What needs to be done. Each line of the data must be copied exactly.

Recorded data.
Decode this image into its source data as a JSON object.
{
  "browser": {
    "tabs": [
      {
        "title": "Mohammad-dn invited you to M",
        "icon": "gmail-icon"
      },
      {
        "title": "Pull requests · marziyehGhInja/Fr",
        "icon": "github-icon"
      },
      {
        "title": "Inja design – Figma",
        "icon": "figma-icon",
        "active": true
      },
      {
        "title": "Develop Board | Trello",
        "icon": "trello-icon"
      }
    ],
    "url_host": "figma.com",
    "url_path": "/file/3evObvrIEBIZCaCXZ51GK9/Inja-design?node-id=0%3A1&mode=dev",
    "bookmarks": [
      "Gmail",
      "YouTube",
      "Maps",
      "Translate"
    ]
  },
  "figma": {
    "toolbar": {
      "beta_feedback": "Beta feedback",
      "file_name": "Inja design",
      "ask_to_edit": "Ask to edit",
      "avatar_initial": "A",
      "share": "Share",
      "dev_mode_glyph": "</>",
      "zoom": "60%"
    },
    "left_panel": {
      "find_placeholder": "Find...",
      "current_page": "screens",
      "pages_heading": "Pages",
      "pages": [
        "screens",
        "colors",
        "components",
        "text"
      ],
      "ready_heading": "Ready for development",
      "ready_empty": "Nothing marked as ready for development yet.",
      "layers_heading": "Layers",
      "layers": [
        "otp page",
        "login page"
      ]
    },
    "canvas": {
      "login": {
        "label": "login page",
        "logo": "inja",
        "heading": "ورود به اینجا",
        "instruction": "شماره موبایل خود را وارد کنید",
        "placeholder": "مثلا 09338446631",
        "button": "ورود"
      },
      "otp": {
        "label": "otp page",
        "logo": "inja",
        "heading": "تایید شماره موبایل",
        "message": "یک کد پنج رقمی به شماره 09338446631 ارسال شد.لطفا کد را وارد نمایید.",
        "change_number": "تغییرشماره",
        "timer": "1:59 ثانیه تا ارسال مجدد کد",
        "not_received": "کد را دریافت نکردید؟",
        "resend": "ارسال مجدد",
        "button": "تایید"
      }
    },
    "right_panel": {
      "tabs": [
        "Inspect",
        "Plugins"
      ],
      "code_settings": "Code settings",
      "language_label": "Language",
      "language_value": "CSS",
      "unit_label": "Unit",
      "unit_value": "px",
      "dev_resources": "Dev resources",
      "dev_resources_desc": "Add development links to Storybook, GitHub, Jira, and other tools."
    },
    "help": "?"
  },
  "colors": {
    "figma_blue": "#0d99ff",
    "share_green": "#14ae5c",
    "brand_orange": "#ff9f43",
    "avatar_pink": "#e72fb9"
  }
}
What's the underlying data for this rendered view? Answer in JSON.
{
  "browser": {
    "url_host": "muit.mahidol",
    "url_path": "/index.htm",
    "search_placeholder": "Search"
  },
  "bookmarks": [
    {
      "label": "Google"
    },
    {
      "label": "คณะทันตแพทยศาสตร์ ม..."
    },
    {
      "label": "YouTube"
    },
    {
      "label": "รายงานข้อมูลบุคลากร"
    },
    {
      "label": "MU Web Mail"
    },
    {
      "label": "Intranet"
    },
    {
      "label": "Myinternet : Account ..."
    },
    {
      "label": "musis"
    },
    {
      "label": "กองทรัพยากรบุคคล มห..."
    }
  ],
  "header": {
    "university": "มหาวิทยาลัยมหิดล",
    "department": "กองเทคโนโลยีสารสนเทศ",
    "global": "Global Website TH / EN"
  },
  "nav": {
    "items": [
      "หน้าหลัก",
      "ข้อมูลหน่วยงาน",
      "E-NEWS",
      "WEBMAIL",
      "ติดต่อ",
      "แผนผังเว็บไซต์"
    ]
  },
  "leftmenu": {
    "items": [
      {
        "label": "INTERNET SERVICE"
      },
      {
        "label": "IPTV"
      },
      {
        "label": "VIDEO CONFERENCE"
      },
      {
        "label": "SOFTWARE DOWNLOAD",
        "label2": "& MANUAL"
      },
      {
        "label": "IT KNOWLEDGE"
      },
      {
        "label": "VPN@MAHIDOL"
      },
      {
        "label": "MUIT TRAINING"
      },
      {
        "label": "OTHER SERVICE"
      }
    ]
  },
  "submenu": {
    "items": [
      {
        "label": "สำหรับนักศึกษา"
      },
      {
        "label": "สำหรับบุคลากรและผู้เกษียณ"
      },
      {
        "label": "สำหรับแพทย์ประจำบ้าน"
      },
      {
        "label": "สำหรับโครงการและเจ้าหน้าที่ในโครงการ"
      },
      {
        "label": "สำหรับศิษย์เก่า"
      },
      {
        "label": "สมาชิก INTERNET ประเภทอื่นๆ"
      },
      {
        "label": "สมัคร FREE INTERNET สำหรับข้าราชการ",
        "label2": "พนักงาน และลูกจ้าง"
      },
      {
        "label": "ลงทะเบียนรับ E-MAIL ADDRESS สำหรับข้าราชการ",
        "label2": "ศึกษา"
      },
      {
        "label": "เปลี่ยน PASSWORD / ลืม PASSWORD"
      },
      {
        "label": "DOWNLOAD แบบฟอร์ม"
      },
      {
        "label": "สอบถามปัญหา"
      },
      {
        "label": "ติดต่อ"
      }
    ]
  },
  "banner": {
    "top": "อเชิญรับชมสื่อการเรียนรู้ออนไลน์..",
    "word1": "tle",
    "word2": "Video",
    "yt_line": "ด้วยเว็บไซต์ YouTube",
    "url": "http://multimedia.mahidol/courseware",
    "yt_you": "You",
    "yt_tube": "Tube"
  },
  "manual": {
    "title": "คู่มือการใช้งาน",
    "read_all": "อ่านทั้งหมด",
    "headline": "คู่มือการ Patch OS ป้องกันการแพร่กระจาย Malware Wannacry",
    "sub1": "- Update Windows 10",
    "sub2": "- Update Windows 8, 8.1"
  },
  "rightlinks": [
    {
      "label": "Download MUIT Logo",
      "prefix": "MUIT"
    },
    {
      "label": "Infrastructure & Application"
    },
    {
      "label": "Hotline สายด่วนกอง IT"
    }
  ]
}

Answer section.
Decode this image into its source data as a JSON object.
{
  "browser": {
    "tabs": [
      {
        "title": "Mohammad-dn invited you to M",
        "icon": "gmail-icon"
      },
      {
        "title": "Pull requests · marziyehGhInja/Fr",
        "icon": "github-icon"
      },
      {
        "title": "Inja design – Figma",
        "icon": "figma-icon",
        "active": true
      },
      {
        "title": "Develop Board | Trello",
        "icon": "trello-icon"
      }
    ],
    "url_host": "figma.com",
    "url_path": "/file/3evObvrIEBIZCaCXZ51GK9/Inja-design?node-id=0%3A1&mode=dev",
    "bookmarks": [
      "Gmail",
      "YouTube",
      "Maps",
      "Translate"
    ]
  },
  "figma": {
    "toolbar": {
      "beta_feedback": "Beta feedback",
      "file_name": "Inja design",
      "ask_to_edit": "Ask to edit",
      "avatar_initial": "A",
      "share": "Share",
      "dev_mode_glyph": "</>",
      "zoom": "60%"
    },
    "left_panel": {
      "find_placeholder": "Find...",
      "current_page": "screens",
      "pages_heading": "Pages",
      "pages": [
        "screens",
        "colors",
        "components",
        "text"
      ],
      "ready_heading": "Ready for development",
      "ready_empty": "Nothing marked as ready for development yet.",
      "layers_heading": "Layers",
      "layers": [
        "otp page",
        "login page"
      ]
    },
    "canvas": {
      "login": {
        "label": "login page",
        "logo": "inja",
        "heading": "ورود به اینجا",
        "instruction": "شماره موبایل خود را وارد کنید",
        "placeholder": "مثلا 09338446631",
        "button": "ورود"
      },
      "otp": {
        "label": "otp page",
        "logo": "inja",
        "heading": "تایید شماره موبایل",
        "message": "یک کد پنج رقمی به شماره 09338446631 ارسال شد.لطفا کد را وارد نمایید.",
        "change_number": "تغییرشماره",
        "timer": "1:59 ثانیه تا ارسال مجدد کد",
        "not_received": "کد را دریافت نکردید؟",
        "resend": "ارسال مجدد",
        "button": "تایید"
      }
    },
    "right_panel": {
      "tabs": [
        "Inspect",
        "Plugins"
      ],
      "code_settings": "Code settings",
      "language_label": "Language",
      "language_value": "CSS",
      "unit_label": "Unit",
      "unit_value": "px",
      "dev_resources": "Dev resources",
      "dev_resources_desc": "Add development links to Storybook, GitHub, Jira, and other tools."
    },
    "help": "?"
  },
  "colors": {
    "figma_blue": "#0d99ff",
    "share_green": "#14ae5c",
    "brand_orange": "#ff9f43",
    "avatar_pink": "#e72fb9"
  }
}
What's the underlying data for this rendered view? Answer in JSON.
{
  "browser": {
    "url_host": "muit.mahidol",
    "url_path": "/index.htm",
    "search_placeholder": "Search"
  },
  "bookmarks": [
    {
      "label": "Google"
    },
    {
      "label": "คณะทันตแพทยศาสตร์ ม..."
    },
    {
      "label": "YouTube"
    },
    {
      "label": "รายงานข้อมูลบุคลากร"
    },
    {
      "label": "MU Web Mail"
    },
    {
      "label": "Intranet"
    },
    {
      "label": "Myinternet : Account ..."
    },
    {
      "label": "musis"
    },
    {
      "label": "กองทรัพยากรบุคคล มห..."
    }
  ],
  "header": {
    "university": "มหาวิทยาลัยมหิดล",
    "department": "กองเทคโนโลยีสารสนเทศ",
    "global": "Global Website TH / EN"
  },
  "nav": {
    "items": [
      "หน้าหลัก",
      "ข้อมูลหน่วยงาน",
      "E-NEWS",
      "WEBMAIL",
      "ติดต่อ",
      "แผนผังเว็บไซต์"
    ]
  },
  "leftmenu": {
    "items": [
      {
        "label": "INTERNET SERVICE"
      },
      {
        "label": "IPTV"
      },
      {
        "label": "VIDEO CONFERENCE"
      },
      {
        "label": "SOFTWARE DOWNLOAD",
        "label2": "& MANUAL"
      },
      {
        "label": "IT KNOWLEDGE"
      },
      {
        "label": "VPN@MAHIDOL"
      },
      {
        "label": "MUIT TRAINING"
      },
      {
        "label": "OTHER SERVICE"
      }
    ]
  },
  "submenu": {
    "items": [
      {
        "label": "สำหรับนักศึกษา"
      },
      {
        "label": "สำหรับบุคลากรและผู้เกษียณ"
      },
      {
        "label": "สำหรับแพทย์ประจำบ้าน"
      },
      {
        "label": "สำหรับโครงการและเจ้าหน้าที่ในโครงการ"
      },
      {
        "label": "สำหรับศิษย์เก่า"
      },
      {
        "label": "สมาชิก INTERNET ประเภทอื่นๆ"
      },
      {
        "label": "สมัคร FREE INTERNET สำหรับข้าราชการ",
        "label2": "พนักงาน และลูกจ้าง"
      },
      {
        "label": "ลงทะเบียนรับ E-MAIL ADDRESS สำหรับข้าราชการ",
        "label2": "ศึกษา"
      },
      {
        "label": "เปลี่ยน PASSWORD / ลืม PASSWORD"
      },
      {
        "label": "DOWNLOAD แบบฟอร์ม"
      },
      {
        "label": "สอบถามปัญหา"
      },
      {
        "label": "ติดต่อ"
      }
    ]
  },
  "banner": {
    "top": "อเชิญรับชมสื่อการเรียนรู้ออนไลน์..",
    "word1": "tle",
    "word2": "Video",
    "yt_line": "ด้วยเว็บไซต์ YouTube",
    "url": "http://multimedia.mahidol/courseware",
    "yt_you": "You",
    "yt_tube": "Tube"
  },
  "manual": {
    "title": "คู่มือการใช้งาน",
    "read_all": "อ่านทั้งหมด",
    "headline": "คู่มือการ Patch OS ป้องกันการแพร่กระจาย Malware Wannacry",
    "sub1": "- Update Windows 10",
    "sub2": "- Update Windows 8, 8.1"
  },
  "rightlinks": [
    {
      "label": "Download MUIT Logo",
      "prefix": "MUIT"
    },
    {
      "label": "Infrastructure & Application"
    },
    {
      "label": "Hotline สายด่วนกอง IT"
    }
  ]
}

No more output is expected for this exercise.